What happened to AT&T?
Plenty happened to AT&T in its listed past. American Telephone and Telegraph was incorporated in 1875 and listed on the Boston Stock Exchange under the symbol ‘T’ in 1888. In 1901 it was listed on the NYSE under the symbol ‘ATT’ and, in 1930, the NYSE changed the symbol to ‘T’. In the 1970s, the US Government challenged the monopoly rights of AT&T and in 1983 the company was split into seven independent Regional Bell Operating Companies otherwise known as “Baby Bells” which were Bell Atlantic, Southwestern Bell, Pacific Telesis, Ameritech, BellSouth, NYNEX and USWest, plus the original AT&T. AT&T Shareholders received 1 share in each of the seven Baby Bells for every 10 shares of AT&T stock they held at the time of the split. AT&T also had an investment in two other companies, Cincinnati Bell and Southern New England Telephone (SNET), and these became fully independent as well.
Further spinoffs have occurred since including Lucent in 1996, AT&T Wireless Corp in 2001, Liberty Media in 2001 and AT&T Broadband in 2002. In 2005, one of the original “Baby Bells”, SBC Communications (at that time trading as NYSE:SBC) took over AT&T for $16 billion. As a result of the takeover, NYSE:T symbol was delisted. SBC decided to re-brand itself as AT&T and change its trading symbol from NYSE:SBC to NYSE:T. Therefore, the delisted code T-200511 represents the original company (and has trading history from 1950 to 2005). The currently listed NYSE:T represents the SBC company history.
Further history on each of the Baby Bells and spun off companies is as follows:

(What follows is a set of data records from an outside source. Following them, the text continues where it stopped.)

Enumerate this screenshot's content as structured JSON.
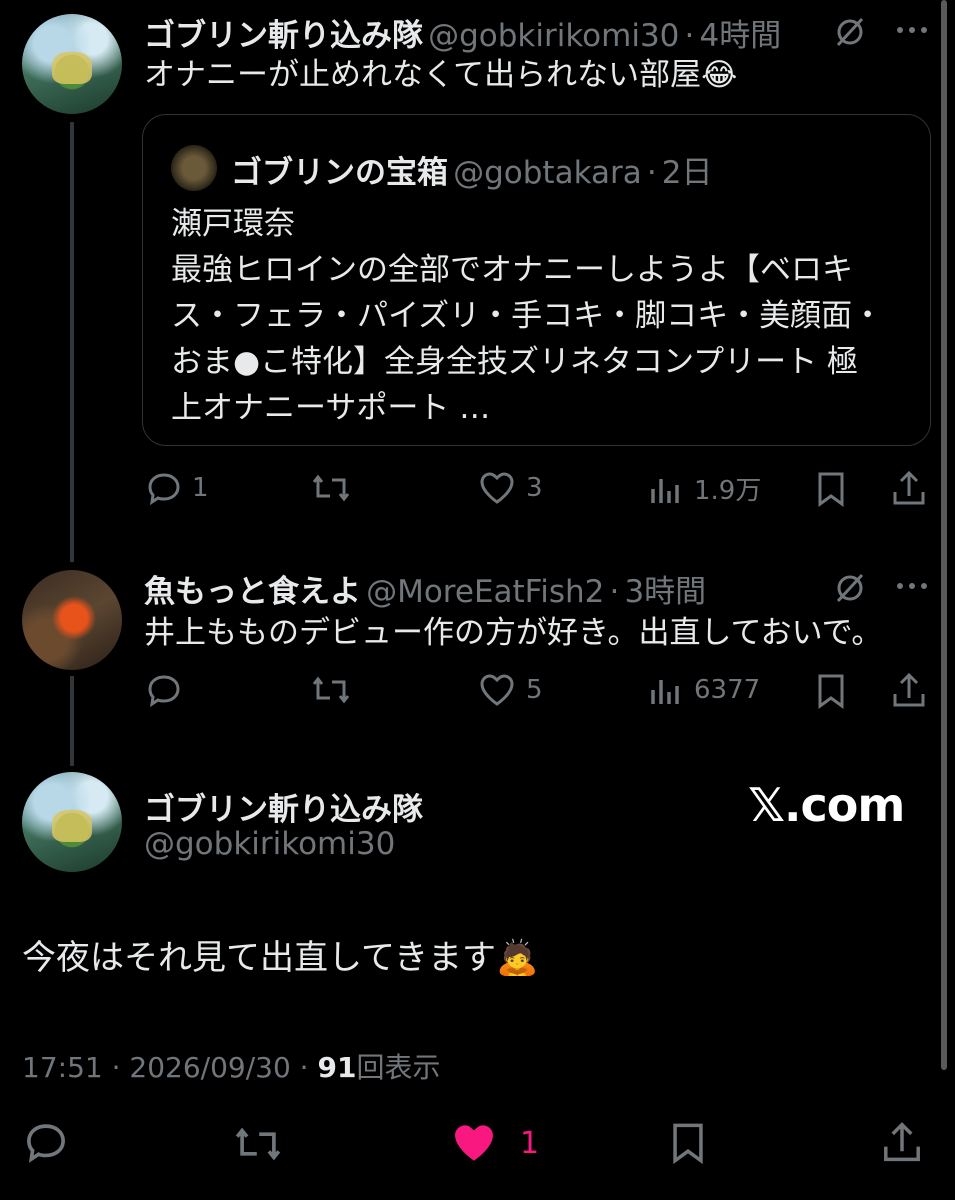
{
  "tweet1": {
    "name": "ゴブリン斬り込み隊",
    "handle": "@gobkirikomi30",
    "time": "4時間",
    "text": "オナニーが止めれなくて出られない部屋😂",
    "quote": {
      "name": "ゴブリンの宝箱",
      "handle": "@gobtakara",
      "time": "2日",
      "lines": [
        "瀬戸環奈",
        "最強ヒロインの全部でオナニーしようよ【ベロキ",
        "ス・フェラ・パイズリ・手コキ・脚コキ・美顔面・",
        "おま●こ特化】全身全技ズリネタコンプリート 極",
        "上オナニーサポート …"
      ]
    },
    "replies": "1",
    "likes": "3",
    "views": "1.9万"
  },
  "tweet2": {
    "name": "魚もっと食えよ",
    "handle": "@MoreEatFish2",
    "time": "3時間",
    "text": "井上もものデビュー作の方が好き。出直しておいで。",
    "likes": "5",
    "views": "6377"
  },
  "main": {
    "name": "ゴブリン斬り込み隊",
    "handle": "@gobkirikomi30",
    "watermark": "𝕏.com",
    "text": "今夜はそれ見て出直してきます🙇",
    "time": "17:51 · 2026/09/30 · ",
    "view_count": "91",
    "view_label": "回表示",
    "likes": "1"
  },
  "sep": "·",
  "colors": {
    "like_active": "#f91880",
    "muted": "#71767b"
  }
}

- Southwestern Bell – took over Pacific Telesis in 1998, Southern New England Telecommunications in 1998 and Ameritech in 1999. In 2002, it rebranded itself as SBC. SBC joined their cellphone operation with BellSouth in 2001 into a joint venture known as Cingular Wireless. SBC owns 60% of Cingular, BellSouth owns 40%. Now listed as NYSE:T.
- Southern New England Telephone Company (delisted code: SNG199810) – Known as SNET, was taken over by SBC in 1998.

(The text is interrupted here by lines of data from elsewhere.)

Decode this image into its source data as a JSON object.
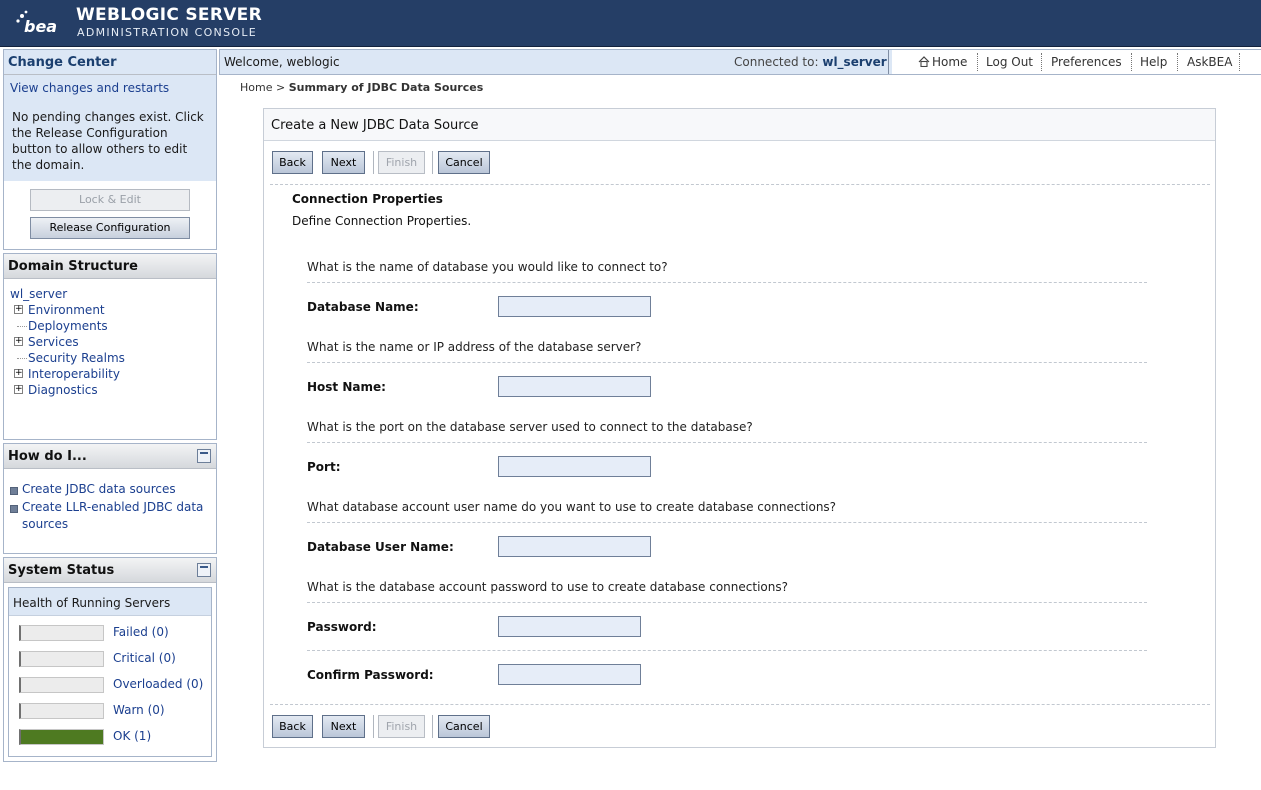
{
  "header": {
    "logo_text": "bea",
    "product_title": "WEBLOGIC SERVER",
    "product_subtitle": "ADMINISTRATION CONSOLE"
  },
  "change_center": {
    "title": "Change Center",
    "view_changes_link": "View changes and restarts",
    "message": "No pending changes exist. Click the Release Configuration button to allow others to edit the domain.",
    "lock_edit_label": "Lock & Edit",
    "release_config_label": "Release Configuration"
  },
  "domain_structure": {
    "title": "Domain Structure",
    "root": "wl_server",
    "items": [
      {
        "label": "Environment",
        "expandable": true
      },
      {
        "label": "Deployments",
        "expandable": false
      },
      {
        "label": "Services",
        "expandable": true
      },
      {
        "label": "Security Realms",
        "expandable": false
      },
      {
        "label": "Interoperability",
        "expandable": true
      },
      {
        "label": "Diagnostics",
        "expandable": true
      }
    ]
  },
  "how_do_i": {
    "title": "How do I...",
    "items": [
      {
        "label": "Create JDBC data sources"
      },
      {
        "label": "Create LLR-enabled JDBC data sources"
      }
    ]
  },
  "system_status": {
    "title": "System Status",
    "health_title": "Health of Running Servers",
    "rows": [
      {
        "label": "Failed (0)",
        "fill": 0
      },
      {
        "label": "Critical (0)",
        "fill": 0
      },
      {
        "label": "Overloaded (0)",
        "fill": 0
      },
      {
        "label": "Warn (0)",
        "fill": 0
      },
      {
        "label": "OK (1)",
        "fill": 1
      }
    ],
    "ok_color": "#4e7a21"
  },
  "topbar": {
    "welcome": "Welcome, weblogic",
    "connected_label": "Connected to:",
    "server_name": "wl_server",
    "nav": {
      "home": "Home",
      "logout": "Log Out",
      "preferences": "Preferences",
      "help": "Help",
      "askbea": "AskBEA"
    }
  },
  "breadcrumb": {
    "home": "Home",
    "separator": ">",
    "current": "Summary of JDBC Data Sources"
  },
  "form": {
    "title": "Create a New JDBC Data Source",
    "buttons": {
      "back": "Back",
      "next": "Next",
      "finish": "Finish",
      "cancel": "Cancel"
    },
    "section_title": "Connection Properties",
    "section_desc": "Define Connection Properties.",
    "fields": {
      "db_name": {
        "question": "What is the name of database you would like to connect to?",
        "label": "Database Name:",
        "value": ""
      },
      "host_name": {
        "question": "What is the name or IP address of the database server?",
        "label": "Host Name:",
        "value": ""
      },
      "port": {
        "question": "What is the port on the database server used to connect to the database?",
        "label": "Port:",
        "value": ""
      },
      "db_user": {
        "question": "What database account user name do you want to use to create database connections?",
        "label": "Database User Name:",
        "value": ""
      },
      "password": {
        "question": "What is the database account password to use to create database connections?",
        "label": "Password:",
        "value": ""
      },
      "confirm_password": {
        "label": "Confirm Password:",
        "value": ""
      }
    }
  },
  "colors": {
    "header_bg": "#253e66",
    "panel_blue": "#dce7f5",
    "link": "#1b3f8f",
    "input_bg": "#e6edf8"
  }
}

- Pacific Telesis (delisted code: PAC-199703) – Also known as PacBell, this company was merged into SBC in 1997
- Ameritech (delisted code: AIT-199910) – split into five “Baby Bells” operating units (Michigan Bell, Indiana Bell, Illinois Bell, Ohio Bell and Wisconsin Bell) then all five merged back into Ameritech in 1993, which was taken over by SBC in 1999.

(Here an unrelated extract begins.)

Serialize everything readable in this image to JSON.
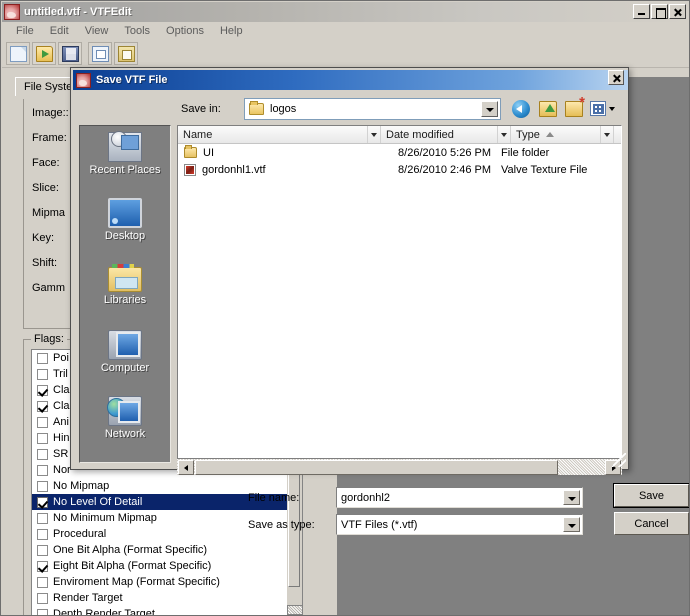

- Bell Atlantic (NYSE:VZ) – took over GTE corporation in 2000 and changed its name to Verizon.
- BellSouth (delisted code: BLS-200612) – spun off Cingular in 2001 then taken over by the new AT&T in 2006
- NYNEX (delisted code: NYN-199708) – Taken over by Bell Atlantic in 1997.
- US West (delisted code: UMG-199806) – split into three “Baby Bells” (Northwestern Bell, Pacific Northwestern Bell, Mountain Bell), then all three merged back into US West Newvector Group in 1991 and was taken over by QWest in 1998.
- AT&T Wireless (delisted code: AWE-200410) – after being spun off by AT&T in 2001, AT&T Wireless was taken over by Cingular in 2004.
- Cingular – formed in a joint venture between SBC and Bellsouth as SBC in 2001, Cingular was taken over by the new AT&T in 2006. Cingular was never listed on a stock exchange.
- NCR Corp (delisted code: NCR-199109) was taken over in 1991 by the old AT&T.
- Lucent (delisted code: LU-200611) was taken over in 2006 by Alcatel.
- AT&T Broadband – was sold to Comcast in 1992. AT&T Broadband was never listed on a stock exchange.
- Liberty Media (delisted code: L-200605) – In 2006, Liberty Media split into four tracking stocks: two stocks for Liberty Interactive NASDAQ:LINTA, NASDAQ:LINTB, and two stocks for Liberty Capital: NASDAQ:LCAPA, NASDAQ: LCAPB
- Cincinnati Bell (NYSE:CBB) – still listed today.
How many securities are included in the delisted database per year?
|2008||236 up to March 2008|